Since we can all use some good news and cheering up, I wanted to share something nice that happened to me yesterday.
First some background. My father is 93 years old and has had Alzheimer's for at least 15 years during which I have been his caregiver with no help from any family members (as most of us seem to be, sadly). He stayed at his home for as long as possible with help from me (I was still working full time and lived 2 hours away) and paid in home care. In 2011 I had to move him to a memory care facility where he lived until last year when he had a sharp decline and was on hospice for 6 months. He was taken off hospice because he did not continue to decline further. He is in a wheelchair fulltime, no longer speaks and is in the final stage of his life. Needless to say all this care has cost a fortune and has eaten up all his assets even though we were a strong middle class family.

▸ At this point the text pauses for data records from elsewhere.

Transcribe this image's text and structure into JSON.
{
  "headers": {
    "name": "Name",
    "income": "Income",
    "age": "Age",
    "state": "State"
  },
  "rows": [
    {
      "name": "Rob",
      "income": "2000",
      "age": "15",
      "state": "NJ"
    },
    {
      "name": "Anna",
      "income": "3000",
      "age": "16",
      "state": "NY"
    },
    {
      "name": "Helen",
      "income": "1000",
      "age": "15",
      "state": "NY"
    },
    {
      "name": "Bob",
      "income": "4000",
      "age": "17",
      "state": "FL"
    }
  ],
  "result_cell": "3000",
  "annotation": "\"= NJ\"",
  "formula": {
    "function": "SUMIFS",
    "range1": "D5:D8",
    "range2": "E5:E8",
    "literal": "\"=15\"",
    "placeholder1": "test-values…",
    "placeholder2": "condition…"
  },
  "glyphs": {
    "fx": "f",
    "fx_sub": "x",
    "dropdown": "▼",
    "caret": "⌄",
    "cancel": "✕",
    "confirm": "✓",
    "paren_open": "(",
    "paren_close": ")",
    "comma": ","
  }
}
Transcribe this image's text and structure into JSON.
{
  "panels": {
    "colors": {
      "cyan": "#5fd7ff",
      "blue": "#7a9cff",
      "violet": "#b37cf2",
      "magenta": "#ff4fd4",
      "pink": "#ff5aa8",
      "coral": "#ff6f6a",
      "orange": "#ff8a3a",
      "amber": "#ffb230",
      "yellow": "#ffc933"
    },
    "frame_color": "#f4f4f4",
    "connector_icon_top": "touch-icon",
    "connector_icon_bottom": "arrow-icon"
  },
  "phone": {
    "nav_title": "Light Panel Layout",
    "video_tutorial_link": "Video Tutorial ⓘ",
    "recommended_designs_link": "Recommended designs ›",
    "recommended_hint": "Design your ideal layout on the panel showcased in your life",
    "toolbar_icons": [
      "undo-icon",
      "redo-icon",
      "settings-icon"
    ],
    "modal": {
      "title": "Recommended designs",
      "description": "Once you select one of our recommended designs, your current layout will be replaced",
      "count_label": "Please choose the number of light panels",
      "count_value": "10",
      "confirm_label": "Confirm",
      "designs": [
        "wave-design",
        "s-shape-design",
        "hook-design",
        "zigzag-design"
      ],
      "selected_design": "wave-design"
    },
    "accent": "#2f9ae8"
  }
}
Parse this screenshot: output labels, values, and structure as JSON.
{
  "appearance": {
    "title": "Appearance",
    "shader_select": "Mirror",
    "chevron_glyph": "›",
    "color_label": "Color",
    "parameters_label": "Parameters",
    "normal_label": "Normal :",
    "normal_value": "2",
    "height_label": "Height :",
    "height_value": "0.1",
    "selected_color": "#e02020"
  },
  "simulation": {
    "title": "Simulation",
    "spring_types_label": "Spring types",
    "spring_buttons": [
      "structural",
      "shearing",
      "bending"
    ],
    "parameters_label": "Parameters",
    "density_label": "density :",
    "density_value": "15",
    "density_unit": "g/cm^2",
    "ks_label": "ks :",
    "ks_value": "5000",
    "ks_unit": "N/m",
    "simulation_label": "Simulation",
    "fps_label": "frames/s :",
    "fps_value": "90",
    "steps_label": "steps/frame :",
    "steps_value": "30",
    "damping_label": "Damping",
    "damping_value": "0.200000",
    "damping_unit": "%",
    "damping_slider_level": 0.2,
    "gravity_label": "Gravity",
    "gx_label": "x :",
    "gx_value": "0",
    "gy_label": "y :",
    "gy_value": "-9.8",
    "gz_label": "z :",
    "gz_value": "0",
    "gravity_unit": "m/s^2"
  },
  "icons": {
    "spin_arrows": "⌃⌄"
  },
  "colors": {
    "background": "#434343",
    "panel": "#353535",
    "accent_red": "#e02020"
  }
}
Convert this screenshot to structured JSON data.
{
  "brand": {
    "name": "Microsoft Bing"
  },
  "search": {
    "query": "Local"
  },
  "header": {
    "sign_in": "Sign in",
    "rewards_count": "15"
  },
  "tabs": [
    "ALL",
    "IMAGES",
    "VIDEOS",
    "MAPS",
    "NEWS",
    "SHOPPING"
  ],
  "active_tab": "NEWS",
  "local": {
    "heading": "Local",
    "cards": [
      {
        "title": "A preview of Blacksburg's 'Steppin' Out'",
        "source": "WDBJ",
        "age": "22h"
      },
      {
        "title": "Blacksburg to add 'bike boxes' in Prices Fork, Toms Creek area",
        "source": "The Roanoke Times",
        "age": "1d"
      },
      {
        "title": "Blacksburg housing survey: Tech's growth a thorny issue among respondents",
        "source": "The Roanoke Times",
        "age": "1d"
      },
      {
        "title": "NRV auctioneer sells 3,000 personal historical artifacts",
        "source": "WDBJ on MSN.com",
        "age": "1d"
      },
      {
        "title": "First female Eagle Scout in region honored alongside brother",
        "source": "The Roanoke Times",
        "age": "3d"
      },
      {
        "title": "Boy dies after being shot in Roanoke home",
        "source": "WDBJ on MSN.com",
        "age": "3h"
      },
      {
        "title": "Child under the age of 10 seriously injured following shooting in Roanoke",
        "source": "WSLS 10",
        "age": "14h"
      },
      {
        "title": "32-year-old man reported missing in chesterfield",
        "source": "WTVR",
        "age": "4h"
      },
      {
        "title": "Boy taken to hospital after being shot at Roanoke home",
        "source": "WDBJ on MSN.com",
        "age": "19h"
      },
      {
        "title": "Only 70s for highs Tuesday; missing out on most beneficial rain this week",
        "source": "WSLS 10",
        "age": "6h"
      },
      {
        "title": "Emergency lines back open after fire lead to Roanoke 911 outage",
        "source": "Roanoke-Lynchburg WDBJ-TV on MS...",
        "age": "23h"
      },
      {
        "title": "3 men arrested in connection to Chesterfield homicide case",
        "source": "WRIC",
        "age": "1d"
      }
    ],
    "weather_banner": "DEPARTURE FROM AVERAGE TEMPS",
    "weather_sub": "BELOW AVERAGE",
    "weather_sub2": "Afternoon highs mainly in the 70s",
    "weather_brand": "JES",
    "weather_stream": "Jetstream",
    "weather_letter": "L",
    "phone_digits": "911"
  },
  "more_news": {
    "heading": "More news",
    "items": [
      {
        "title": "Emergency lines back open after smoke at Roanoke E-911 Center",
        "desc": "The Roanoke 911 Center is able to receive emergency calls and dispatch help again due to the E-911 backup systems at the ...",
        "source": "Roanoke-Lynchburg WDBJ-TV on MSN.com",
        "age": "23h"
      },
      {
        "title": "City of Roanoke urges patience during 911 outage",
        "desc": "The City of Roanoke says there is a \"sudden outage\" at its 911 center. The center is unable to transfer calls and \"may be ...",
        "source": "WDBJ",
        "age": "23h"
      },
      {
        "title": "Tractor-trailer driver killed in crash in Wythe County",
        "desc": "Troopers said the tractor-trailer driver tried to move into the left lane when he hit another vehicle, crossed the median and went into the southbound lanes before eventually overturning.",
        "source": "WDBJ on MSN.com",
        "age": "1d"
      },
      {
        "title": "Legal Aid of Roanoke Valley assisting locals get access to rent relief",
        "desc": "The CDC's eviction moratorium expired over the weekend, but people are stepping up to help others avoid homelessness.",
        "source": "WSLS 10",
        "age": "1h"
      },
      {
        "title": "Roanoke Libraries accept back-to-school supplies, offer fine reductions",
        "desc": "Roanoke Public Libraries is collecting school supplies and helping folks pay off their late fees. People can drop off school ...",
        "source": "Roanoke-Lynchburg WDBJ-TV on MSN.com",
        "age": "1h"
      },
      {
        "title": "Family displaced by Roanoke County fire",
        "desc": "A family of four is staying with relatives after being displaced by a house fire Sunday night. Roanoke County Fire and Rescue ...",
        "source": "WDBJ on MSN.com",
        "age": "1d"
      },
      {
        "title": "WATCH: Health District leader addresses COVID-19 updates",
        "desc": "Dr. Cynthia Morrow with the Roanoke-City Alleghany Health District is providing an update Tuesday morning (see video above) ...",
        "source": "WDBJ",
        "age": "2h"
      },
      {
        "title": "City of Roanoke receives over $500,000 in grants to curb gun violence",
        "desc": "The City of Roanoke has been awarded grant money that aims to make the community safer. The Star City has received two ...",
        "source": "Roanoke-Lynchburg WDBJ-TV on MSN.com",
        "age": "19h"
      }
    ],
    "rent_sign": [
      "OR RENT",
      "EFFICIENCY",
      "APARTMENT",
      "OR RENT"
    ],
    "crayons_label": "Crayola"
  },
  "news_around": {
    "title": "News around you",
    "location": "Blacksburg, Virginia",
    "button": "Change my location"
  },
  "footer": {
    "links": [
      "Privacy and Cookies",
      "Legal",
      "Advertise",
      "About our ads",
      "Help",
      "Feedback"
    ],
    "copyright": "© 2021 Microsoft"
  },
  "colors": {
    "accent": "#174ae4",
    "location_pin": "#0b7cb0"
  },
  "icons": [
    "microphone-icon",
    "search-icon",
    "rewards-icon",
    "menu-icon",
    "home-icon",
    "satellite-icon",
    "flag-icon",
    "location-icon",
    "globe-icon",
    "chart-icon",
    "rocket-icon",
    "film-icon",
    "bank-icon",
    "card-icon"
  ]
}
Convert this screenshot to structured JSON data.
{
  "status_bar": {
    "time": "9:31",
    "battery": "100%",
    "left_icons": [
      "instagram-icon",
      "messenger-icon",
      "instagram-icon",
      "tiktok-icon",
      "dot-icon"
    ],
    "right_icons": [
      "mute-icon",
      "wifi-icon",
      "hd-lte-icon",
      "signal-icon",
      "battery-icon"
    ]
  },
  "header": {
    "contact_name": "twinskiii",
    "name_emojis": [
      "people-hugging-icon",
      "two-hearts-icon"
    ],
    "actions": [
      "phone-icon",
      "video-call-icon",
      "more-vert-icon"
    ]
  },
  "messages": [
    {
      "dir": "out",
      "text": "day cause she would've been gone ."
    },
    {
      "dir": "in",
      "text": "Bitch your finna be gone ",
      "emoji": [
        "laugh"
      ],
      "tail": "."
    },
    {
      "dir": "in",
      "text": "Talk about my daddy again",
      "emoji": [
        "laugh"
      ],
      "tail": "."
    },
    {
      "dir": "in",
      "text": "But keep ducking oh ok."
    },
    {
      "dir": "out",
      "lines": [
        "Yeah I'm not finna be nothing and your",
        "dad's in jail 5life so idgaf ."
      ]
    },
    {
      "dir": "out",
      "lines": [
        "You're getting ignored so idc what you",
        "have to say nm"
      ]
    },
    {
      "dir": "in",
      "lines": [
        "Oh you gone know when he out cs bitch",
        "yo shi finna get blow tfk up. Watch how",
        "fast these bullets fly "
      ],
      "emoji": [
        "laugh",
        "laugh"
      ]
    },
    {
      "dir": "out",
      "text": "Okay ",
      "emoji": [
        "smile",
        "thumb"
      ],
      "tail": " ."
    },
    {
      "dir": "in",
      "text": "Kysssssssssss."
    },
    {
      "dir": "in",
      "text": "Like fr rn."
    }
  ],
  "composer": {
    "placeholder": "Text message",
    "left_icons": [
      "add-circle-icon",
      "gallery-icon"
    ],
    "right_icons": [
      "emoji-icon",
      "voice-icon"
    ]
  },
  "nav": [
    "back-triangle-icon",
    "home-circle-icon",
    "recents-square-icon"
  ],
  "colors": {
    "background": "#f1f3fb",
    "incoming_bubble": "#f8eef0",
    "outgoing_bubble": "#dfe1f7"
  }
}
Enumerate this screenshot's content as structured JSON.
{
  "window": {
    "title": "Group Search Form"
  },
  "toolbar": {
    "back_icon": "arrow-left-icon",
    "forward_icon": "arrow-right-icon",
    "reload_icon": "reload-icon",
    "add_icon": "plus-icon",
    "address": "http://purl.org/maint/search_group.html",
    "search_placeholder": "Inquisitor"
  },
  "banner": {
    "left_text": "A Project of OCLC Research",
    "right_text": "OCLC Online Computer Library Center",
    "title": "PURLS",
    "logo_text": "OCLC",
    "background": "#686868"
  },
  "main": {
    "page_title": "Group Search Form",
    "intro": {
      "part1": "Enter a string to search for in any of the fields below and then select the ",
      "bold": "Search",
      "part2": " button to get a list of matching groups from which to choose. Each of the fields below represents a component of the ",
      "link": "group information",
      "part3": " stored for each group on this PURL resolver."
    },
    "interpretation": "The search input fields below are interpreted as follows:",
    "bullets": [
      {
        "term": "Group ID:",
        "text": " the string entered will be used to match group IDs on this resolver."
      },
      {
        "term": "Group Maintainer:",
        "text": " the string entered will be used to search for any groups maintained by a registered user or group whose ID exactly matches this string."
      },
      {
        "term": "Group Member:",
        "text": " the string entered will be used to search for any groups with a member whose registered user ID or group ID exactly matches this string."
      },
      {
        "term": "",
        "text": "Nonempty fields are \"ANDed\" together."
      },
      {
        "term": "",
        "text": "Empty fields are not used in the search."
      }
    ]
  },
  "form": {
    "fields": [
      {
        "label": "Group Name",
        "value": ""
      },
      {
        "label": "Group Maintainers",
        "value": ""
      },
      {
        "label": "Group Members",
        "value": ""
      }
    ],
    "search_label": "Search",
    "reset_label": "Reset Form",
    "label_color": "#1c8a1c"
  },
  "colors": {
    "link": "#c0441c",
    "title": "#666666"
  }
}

The good news-
He is now in a small residential board and care home which has been wonderful to us, much better care and more affordable than the large memory care facility, Three caregivers and six residents. When I explained to them that my father's remaining assets are at an end and all he has is Social Security and a small Aid and Attendance pension form the VA, they told me not to worry (which I have been, A LOT). They are going to reduce his rent so that it will be covered by just his SocSec and VA pension. They are a Filipino family and I am so grateful for their kindness to my father and to me. The previous large memory care just kept raising his fees (even when he was in hospice and did not require as much care from their staff) and had a much lower staff to resident ratio, so his care was sub-par after he took a downturn. Money was their primary concern.
So my suggestion is to check out smaller assisted living places first if they are appropriate for your loved ones. At least mine is much more willing to work with you and limited funds than the larger ones where care is not as good when people need it most at the end of their lives.
Thanks for listening and good luck with your families.